During the American Revolution, 32, 000 British and Hessian troops occupied the Island. They chose to stay here not only because of its strategic significance near the Narrows but also its abundant farm produce and livestock were used to supply the army. They were joined by loyalist refugees fro the surrounding area, notaly, African-Americans. African-American soldiers were enticed by Lord Dunmore's offer of freedom in exchange for fighting on the British side. Some Hessian soldiers stayed after the war. Among the Loyalists, some fled or were exiled to London and Nova Scotia. Some former loyalists were later involved in the colonization of Sierra Leone, on the West Coast of Africa.
Throughout the nineteenth century, examples of global exchange continued. Large numers of immigrants arrived from Ireland and Germany, then from Spain, Cuba, Poland, Russia and Norway. They were attracted by employment opportunities in new factories that produced linoleum and bricks, the Island's burgeoning breweries and in its shipyards, which produced vessels that sailed around the globe. Like the earlier settlers, these new immigrants, struggled to build new places of worship, including the Island's first Catholic churches and Jewish synagogues. Beginning with the civil war, men and women drawn from all of these new immirant groups served courageously in numerous military conflicts or demonstrated their desire for peace.
At the turn of the twentieth century, Staten Island, like the rest of the region, was undergoing many economic, political and cultural changes. Most significantly, in 1898, Staten Island became part of New York City. New waves of immigrants came to its shores, notaly Italians, Greeks and Chinese populations, turning neighorhoods like Stapleton, Port Richmond and New Dorp into virant commercial districts. In the 1920s, the automobile age necessitated the construction of three bridges that gradually, but never completely, replaced the ferries And, from the early 1960s to the present day, along with post-World War II waves of Italian, Polish and Greek immigrants, Koreans, Filipinos, Sri Lankans, Egyptians, Syrians, Liberians, Russians, Mexicans and so many others also settled here. Some of these groups, like our first settlers, were refugees. Interestingly, the Dutch and French languages were reintroduced to the borough by French-speaking West Africans and Haitians and by those of the Dutch Caribbean Islands.

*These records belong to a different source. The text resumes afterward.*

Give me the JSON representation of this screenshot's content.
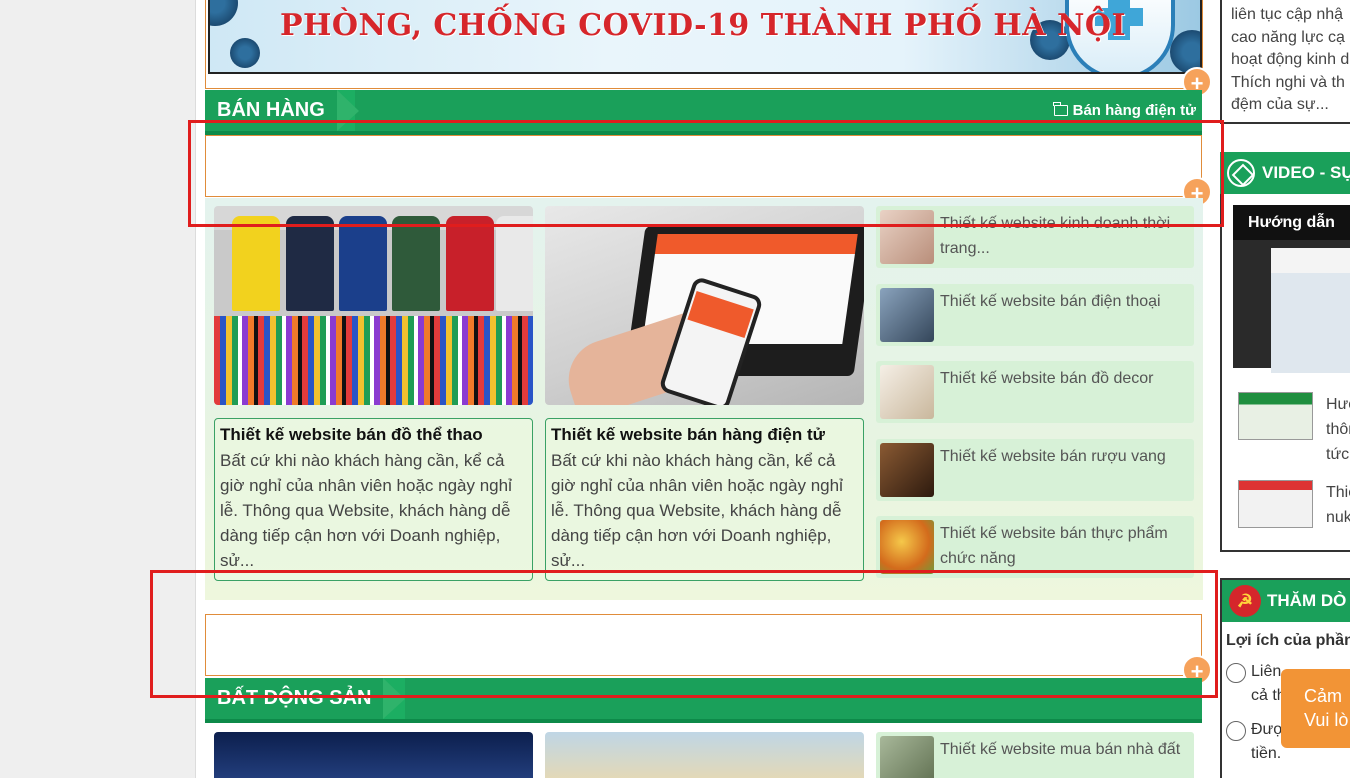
{
  "banner": {
    "title": "PHÒNG, CHỐNG COVID-19 THÀNH PHỐ HÀ NỘI"
  },
  "section_ban_hang": {
    "title": "BÁN HÀNG",
    "link": "Bán hàng điện tử",
    "link_icon": "folder-icon",
    "featured": [
      {
        "title": "Thiết kế website bán đồ thể thao",
        "desc": "Bất cứ khi nào khách hàng cần, kể cả giờ nghỉ của nhân viên hoặc ngày nghỉ lễ. Thông qua Website, khách hàng dễ dàng tiếp cận hơn với Doanh nghiệp, sử..."
      },
      {
        "title": "Thiết kế website bán hàng điện tử",
        "desc": "Bất cứ khi nào khách hàng cần, kể cả giờ nghỉ của nhân viên hoặc ngày nghỉ lễ. Thông qua Website, khách hàng dễ dàng tiếp cận hơn với Doanh nghiệp, sử..."
      }
    ],
    "list": [
      {
        "title": "Thiết kế website kinh doanh thời trang...",
        "thumb_color": "#d8b9a8"
      },
      {
        "title": "Thiết kế website bán điện thoại",
        "thumb_color": "#5a6f86"
      },
      {
        "title": "Thiết kế website bán đồ decor",
        "thumb_color": "#e6dccd"
      },
      {
        "title": "Thiết kế website bán rượu vang",
        "thumb_color": "#5b3a22"
      },
      {
        "title": "Thiết kế website bán thực phẩm chức năng",
        "thumb_color": "#e7a21c"
      }
    ]
  },
  "section_bat_dong_san": {
    "title": "BẤT ĐỘNG SẢN",
    "list": [
      {
        "title": "Thiết kế website mua bán nhà đất"
      }
    ]
  },
  "sidebar": {
    "intro_lines": [
      "liên tục cập nhậ",
      "cao năng lực cạ",
      "hoạt động kinh d",
      "Thích nghi và th",
      "đệm của sự..."
    ],
    "video_header": "VIDEO - SỰ",
    "video_title": "Hướng dẫn",
    "video_items": [
      {
        "lines": [
          "Hướ",
          "thôn",
          "tức"
        ]
      },
      {
        "lines": [
          "Thiế",
          "nuk"
        ]
      }
    ],
    "poll_header": "THĂM DÒ",
    "poll_question": "Lợi ích của phần",
    "poll_options": [
      {
        "lines": [
          "Liên",
          "cả th"
        ]
      },
      {
        "lines": [
          "Được",
          "tiền."
        ]
      }
    ]
  },
  "chat_popup": {
    "line1": "Cảm",
    "line2": "Vui lò"
  },
  "colors": {
    "accent_green": "#1aa05a",
    "orange": "#f29436",
    "highlight_red": "#e01d1d"
  }
}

Like our earliest settlers, their faith and hard work have generated new organizations, places of worship, business netwoks and cultural creativity. As in 1707, Staten Island's populations continue to represent "All the Nations Under Heaven."
Not only its peoples, but ideas and products are part of regional and global networks. Today goods from throughout the world pass through the Container Port and trucks carrying products made in American use the Island's bridges and expressways. The SI Ferry, the NYC Marathon, local museums and performances, stores and business conferences and annual Staten Island Film Festival are but a few of the reasons tourists find their way to our borough from around the world.
Staten Island has evolved in its own unique way but its past and present are integrally linked to the rest of New York City, oft-descried as the global capital of the world. Residents and visitors to Staten Island today experience a rich, diverse and vibrant community that sprang up over the years from the seeds planted by its first Native American, European and African settlers.
-- by Lori Weintrob and Phillip Papas
Early Map of New York region, showing plantations of
the Dutch, French and English on Staten Island